How do the principles of green chemistry and engineering inform sustainable product design? Application of these principles ensures that products use materials that are safe, that can flow in a circular economy, and that have a beneficial impact on natural resources. Gifford Pinchot III, Founder and President Emeritus of Pinchot University, introduces the topic, followed by three leading experts who each explain one of the three main branches of the Design Principles for Sustainable and Green Chemistry and Engineering, linking these to successful business examples.
How do green entrepreneurs fund their businesses? Our speakers take you on a journey from broad green funding concepts down to specific funding opportunities. Roy Nott (President, Surfactor Americas, and member of the NGC Advisory Council) provides a quick introduction to appropriate funding sources at different business stages. The co-founder and CEO of the American Sustainable Business Council, David Levine, provides the business case for going green. Adrian Horotan talks about Safer Made, a venture fund that invests in companies and technologies that reduce people’s exposure to hazardous chemicals.

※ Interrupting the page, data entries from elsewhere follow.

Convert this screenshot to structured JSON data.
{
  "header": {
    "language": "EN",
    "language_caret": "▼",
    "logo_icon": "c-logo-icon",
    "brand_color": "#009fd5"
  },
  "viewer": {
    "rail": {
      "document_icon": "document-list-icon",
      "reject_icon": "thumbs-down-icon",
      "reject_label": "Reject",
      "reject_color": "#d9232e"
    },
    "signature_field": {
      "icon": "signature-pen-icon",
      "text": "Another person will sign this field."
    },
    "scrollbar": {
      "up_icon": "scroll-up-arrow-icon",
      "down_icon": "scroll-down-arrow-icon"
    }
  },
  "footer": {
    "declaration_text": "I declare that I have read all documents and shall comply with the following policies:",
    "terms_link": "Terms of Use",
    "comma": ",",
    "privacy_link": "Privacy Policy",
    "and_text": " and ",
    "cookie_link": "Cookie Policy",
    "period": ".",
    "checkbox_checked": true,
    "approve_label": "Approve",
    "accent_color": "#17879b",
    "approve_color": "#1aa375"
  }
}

What does it take to achieve success as a green business? Entrepreneurs Mickey Blake from Floral Soil Solutions and Zach Wilkinson from Tidal Vision share their perspectives and answer your questions. How did they apply green chemistry and engineering to their businesses? What were their biggest obstacles? What advice would they offer to other green entrepreneurs?